Knee Valgus Part 1

This is Part 1 and will go through 3 biomechanical faults that can lead to knee valgus, which is an excessive inward leaning or rotation of the knee. In Part 2 I’ll describe ways to address each of the faults.

Knee valgus when running, changing direction and landing from jumps is often looked at as a risk for knee injury such as ligament sprain (ACL and MCL in particular), meniscal tears, ITB syndrome, patellofemoral syndrome, osteoarthritis and similar. Some lead to traumatic incidents while others have a gradual, insidious onset with pain only appearing potentially months or years down the line. Pain doesn’t have to be located only in the knee – often the hip will be the one to cry out instead. (In saying all that, you can have knee valgus tendencies and never have pain; this will happen if the stress is lower than the body’s threshold for pain and/or it is able to repair the stress on the tissue in time before your next bout of exercise.)

It’s been advised to clinicians for years to focus on glute medius strengthening as a primary cause of concern, prescribing basic exercsies like clam shells or crab walks with a band as a fix. Though the gluteal muscles at the pelvis play an important role in knee control1, neuromuscular control is more reactive than isolated drills like clams and crab walks can simulate. Knee valgus occurs during relatively high speed movements and therefore an athlete’s competency has to stretch to this level. On top of this, the hip is not the only place an athlete can lose control; the trunk and foot/ankle can be players too. A good assessment is going to help you start off on the right path.


If you’d like to test yourself, a single leg squat test has been shown to correlate with likely dynamic knee valgus.2 You need only go down about halfway and come back up again. Keep your hands on your hips. A ‘failed’ test is if the knee travels excessively inwards, your hands come off your hips, your trunk sways excessively or you lose balance altogether. Record yourself doing a few reps and watch it back.

3 Possible Causes

This list doesn’t necessarily paint the full picture for everyone. Your injury history could lead to more findings and ‘kinks in the chain’. However, these are common enough areas to observe a sub-optimal movement strategy leading to knee valgus.

1. Excessive Foot Pronation

When landing, some people end up with all of their weight on the inside edge of their feet rather than spreading it across from the outside edge to the inside. Often you will be able to see this from behind as the outer edge is slightly elevated off the floor. If judging yourself in the single leg squat, you might notice that you can’t feel the floor with the outer side of your foot.

It’s quite apparent in this former client’s running.

Another clue that knee valgus is happening while she runs is the way her knees literally touch each other! This is also why the issue will be commonly referred to as ‘knock knees’.

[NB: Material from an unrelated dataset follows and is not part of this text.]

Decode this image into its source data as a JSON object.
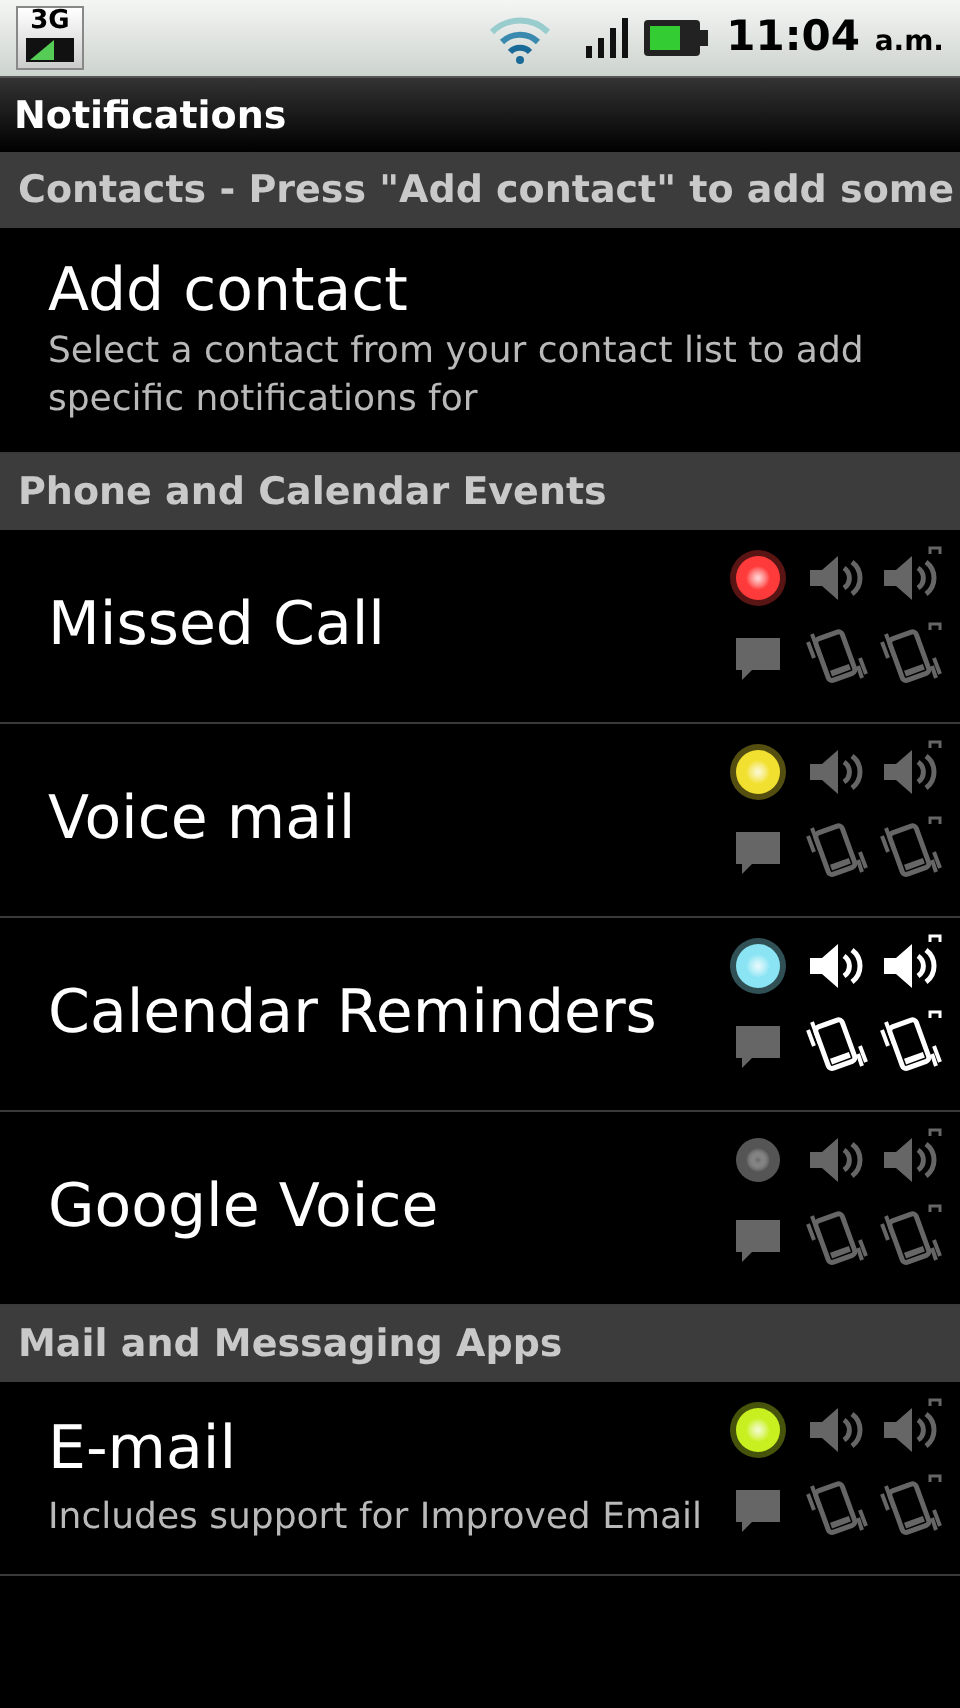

2. Avoiding Ankle Dorsiflexion

The next potential cause is just a small step up the chain into the ankle. Here when I say ankle dorsiflexion what I’m referring to is how the shin moves forward over the foot. Usually the knee will track over the big toe and second toe. Sometimes people will turn their foot outwards to avoid this position. (Though this can also be linked to hip retroversion.) Another strategy would be to twist the shin inwards and go aggressively through foot pronation in order to get your body moving forward over the foot.

People who are using this strategy usually have highly restricted ankle dorsiflexion range of motion. Though the problem was with the ankle in the above photo, this client actually had hip pain. Treating the hip alone would do very little to fix the issue long term.

3. Trendelenburg Gait – Excessive Hip Drift

This final reason leads us back to the glutes not doing their job well enough. The pelvis should ideally be level, or only slightly slanted, when we are on one leg – as seen in the first image above. However, people whose glutes are not working enough on the pelvis in the frontal plane will see it drop:

The hip will drift outside the foot which will lead the knee to fall inside the foot instead of over it.

Those are 3 potential reasons a person may be displaying knee valgus while walking or running. In Part 2, I’ll go through some of my strategies for improving them.

  1. Rinaldi, Vito & Prill, Robert & Jahnke, Sonja & Zaffagnini, Stefano & Becker, Roland. (2022). The influence of gluteal muscle strength deficits on dynamic knee valgus: a scoping review. Journal of Experimental Orthopaedics. 9. 81. 10.1186/s40634-022-00513-8.
  2. Ugalde, V., Brockman, C., Bailowitz, Z. and Pollard, C.D. (2015), Single Leg Squat Test and Its Relationship to Dynamic Knee Valgus and Injury Risk Screening. PM&R, 7: 229-235.